By Nicholas Flood Davin




All the sorest pangs that ever
    Preyed within my bosom’s cell,
Were as nothing to the sorrow
    Of our first and last farewell.

Hope was strong; but hope is blighted;
    Her once bright eyes dimm’d with tears;
And the shadow of her sorrow
    Darkens o’er the coming years.

For tho’ lighter loves have loiter’d
    Round the portal—by the wall—
Thine alone hath ever enter’d
    In the holiest of all.

No rapt devotee adoring
    At some saint’s ascetic shrine,
Needs to cherish feelings holier
    Than for thee were ever mine;

And perhaps here is the secret
    That the spell has been so strong,
That you first woke noble feelings
    That had slept too sound and long, [Page 91]

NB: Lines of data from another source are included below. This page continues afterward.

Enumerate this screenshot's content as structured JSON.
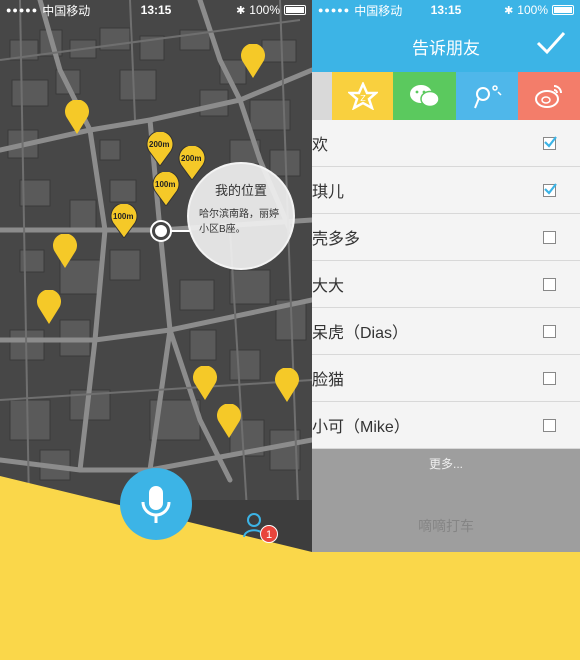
{
  "left_status": {
    "carrier": "中国移动",
    "time": "13:15",
    "battery": "100%",
    "signal_dots": "●●●●●"
  },
  "right_status": {
    "carrier": "中国移动",
    "time": "13:15",
    "battery": "100%",
    "signal_dots": "●●●●●"
  },
  "map": {
    "distance_labels": [
      "200m",
      "200m",
      "100m",
      "100m"
    ],
    "location_bubble": {
      "title": "我的位置",
      "address": "哈尔滨南路，丽婷小区B座。"
    }
  },
  "bottom_bar": {
    "notification_count": "1"
  },
  "share_panel": {
    "title": "告诉朋友",
    "tabs": [
      {
        "name": "favorites",
        "icon": "star-icon",
        "color": "#f9d03e"
      },
      {
        "name": "wechat",
        "icon": "wechat-icon",
        "color": "#5bc95e"
      },
      {
        "name": "moments",
        "icon": "moments-icon",
        "color": "#4fb7ea"
      },
      {
        "name": "weibo",
        "icon": "weibo-icon",
        "color": "#f37d6a"
      }
    ],
    "friends": [
      {
        "name": "欢",
        "checked": true
      },
      {
        "name": "琪儿",
        "checked": true
      },
      {
        "name": "壳多多",
        "checked": false
      },
      {
        "name": "大大",
        "checked": false
      },
      {
        "name": "呆虎（Dias）",
        "checked": false
      },
      {
        "name": "脸猫",
        "checked": false
      },
      {
        "name": "小可（Mike）",
        "checked": false
      }
    ],
    "more_label": "更多...",
    "bottom_label": "嘀嘀打车"
  },
  "colors": {
    "accent_blue": "#3cb4e6",
    "accent_yellow": "#fad74a",
    "map_bg": "#4a4a4a"
  }
}
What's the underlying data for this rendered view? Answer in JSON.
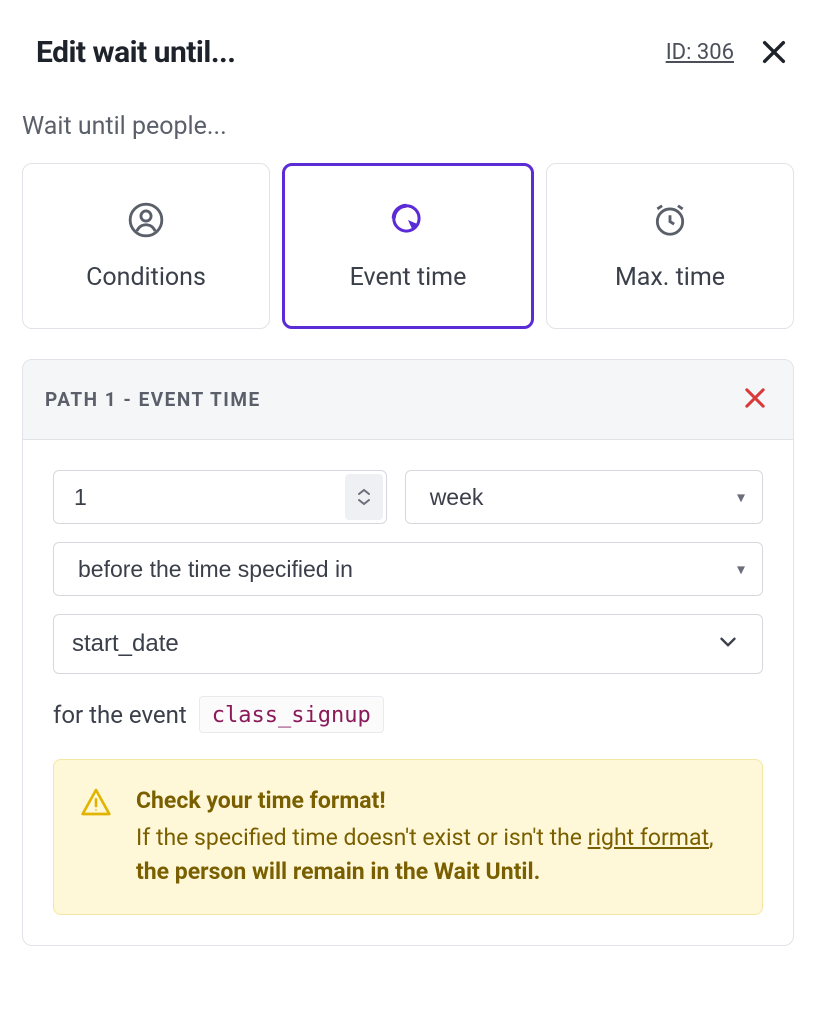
{
  "header": {
    "title": "Edit wait until...",
    "id_label": "ID: 306"
  },
  "subhead": "Wait until people...",
  "tabs": {
    "conditions": "Conditions",
    "event_time": "Event time",
    "max_time": "Max. time",
    "active": "event_time"
  },
  "path": {
    "title": "Path 1 - Event Time",
    "quantity": "1",
    "unit": "week",
    "relation": "before the time specified in",
    "attribute": "start_date",
    "event_prefix": "for the event",
    "event_name": "class_signup"
  },
  "warning": {
    "title": "Check your time format!",
    "lead": "If the specified time doesn't exist or isn't the ",
    "link": "right format",
    "after_link": ", ",
    "strong": "the person will remain in the Wait Until."
  }
}
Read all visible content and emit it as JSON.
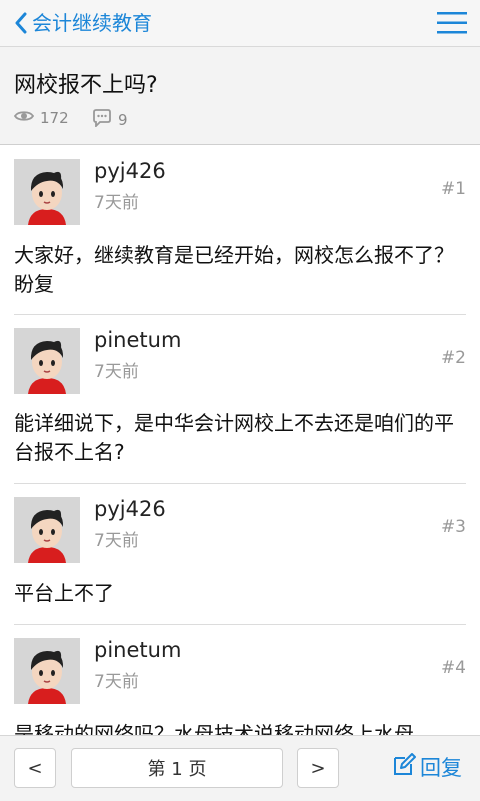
{
  "nav": {
    "back_label": "会计继续教育"
  },
  "thread": {
    "title": "网校报不上吗?",
    "views": "172",
    "replies": "9"
  },
  "posts": [
    {
      "author": "pyj426",
      "time": "7天前",
      "floor": "#1",
      "content": "大家好，继续教育是已经开始，网校怎么报不了？盼复"
    },
    {
      "author": "pinetum",
      "time": "7天前",
      "floor": "#2",
      "content": "能详细说下，是中华会计网校上不去还是咱们的平台报不上名?"
    },
    {
      "author": "pyj426",
      "time": "7天前",
      "floor": "#3",
      "content": "平台上不了"
    },
    {
      "author": "pinetum",
      "time": "7天前",
      "floor": "#4",
      "content": "是移动的网络吗？水母技术说移动网络上水母"
    }
  ],
  "pager": {
    "prev": "<",
    "current": "第 1 页",
    "next": ">"
  },
  "reply": {
    "label": "回复"
  },
  "colors": {
    "accent": "#1c86d8"
  }
}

And thus taught the soul to listen
    Glad, for graver tones and sweet,
Than the wanton Circean dirges
    Wild, that swell down passion’s street;

And a dawn of nobler doing
    Rose before the jaded eyes,
And a star of purer promise
    Sparkled in serener skies;

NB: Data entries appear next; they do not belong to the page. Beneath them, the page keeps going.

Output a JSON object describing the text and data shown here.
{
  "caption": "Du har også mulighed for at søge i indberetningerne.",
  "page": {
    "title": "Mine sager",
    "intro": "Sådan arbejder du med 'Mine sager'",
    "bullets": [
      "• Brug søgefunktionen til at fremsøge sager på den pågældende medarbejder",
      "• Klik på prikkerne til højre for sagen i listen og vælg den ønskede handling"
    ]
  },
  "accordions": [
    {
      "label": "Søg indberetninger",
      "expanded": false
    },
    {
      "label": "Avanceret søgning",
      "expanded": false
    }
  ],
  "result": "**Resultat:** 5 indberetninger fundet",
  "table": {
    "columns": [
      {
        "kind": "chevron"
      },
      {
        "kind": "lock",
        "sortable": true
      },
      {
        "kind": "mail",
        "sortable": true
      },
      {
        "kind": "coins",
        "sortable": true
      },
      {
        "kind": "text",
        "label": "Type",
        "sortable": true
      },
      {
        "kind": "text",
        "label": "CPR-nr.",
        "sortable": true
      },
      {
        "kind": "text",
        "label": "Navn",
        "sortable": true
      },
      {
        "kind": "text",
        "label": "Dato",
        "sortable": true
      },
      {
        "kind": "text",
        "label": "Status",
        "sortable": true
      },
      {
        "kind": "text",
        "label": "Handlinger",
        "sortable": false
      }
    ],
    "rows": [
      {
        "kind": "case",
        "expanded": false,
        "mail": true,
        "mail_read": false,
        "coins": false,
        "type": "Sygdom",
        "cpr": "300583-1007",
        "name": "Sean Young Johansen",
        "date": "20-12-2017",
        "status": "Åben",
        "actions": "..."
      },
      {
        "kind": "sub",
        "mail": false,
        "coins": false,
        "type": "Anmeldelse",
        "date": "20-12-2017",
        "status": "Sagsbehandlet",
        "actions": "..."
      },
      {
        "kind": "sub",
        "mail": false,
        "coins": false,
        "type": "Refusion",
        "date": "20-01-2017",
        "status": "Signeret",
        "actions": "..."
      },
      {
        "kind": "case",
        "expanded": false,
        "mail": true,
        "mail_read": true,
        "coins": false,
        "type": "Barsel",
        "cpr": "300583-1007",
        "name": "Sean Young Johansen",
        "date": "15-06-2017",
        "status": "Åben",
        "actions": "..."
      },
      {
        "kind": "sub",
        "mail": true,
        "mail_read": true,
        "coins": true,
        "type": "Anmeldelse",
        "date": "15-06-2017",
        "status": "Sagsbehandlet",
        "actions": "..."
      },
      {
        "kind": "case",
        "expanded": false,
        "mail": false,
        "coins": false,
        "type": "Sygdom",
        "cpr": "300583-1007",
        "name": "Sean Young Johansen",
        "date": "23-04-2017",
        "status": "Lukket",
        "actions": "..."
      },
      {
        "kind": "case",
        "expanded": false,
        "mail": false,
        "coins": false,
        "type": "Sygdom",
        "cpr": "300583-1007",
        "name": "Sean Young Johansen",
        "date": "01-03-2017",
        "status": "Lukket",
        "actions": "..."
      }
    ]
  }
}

And the long long hidden fountains,
    Of a noble boyhood’s dreams,
Broke their subterranean fetters,
    Filled the desert heart with streams.

Ah my God! what ground for marvel,
    If belief grew strong each hour,
That you came as sent by heaven,
    To give thought and life new power?

But tho’ past the hope of winning
    Constant strength from constancy,
Yet will, in the heart’s sad gloaming,
    Live refracted rays of thee.

Aye, and tho’ I take as final,
    This our fatal last farewell,
Thoughts now sweet, now sad, will quicken,
    Feelings deep and tender swell,

When the wilful memory wanders
    Wild, as wander oft she will,
Ghosts of hopes from burial calling,
    Hopes that you alone could kill. [Page 92]

But farewell! my heart is breaking,
    Love, resolve may render less,
But that morning dawns in darkness,
    I released from tenderness.

So farewell! the poor heart lingers
    Near her dead—hangs o’er the bier:
“Draw her thence; let go the funeral;
    She is but a hinderance here.”

And the dead from sight is buried;
    Whips crack loud; men go their ways;
But the mourner, in her chamber,
    Weeps alone the weary days. [Page 93]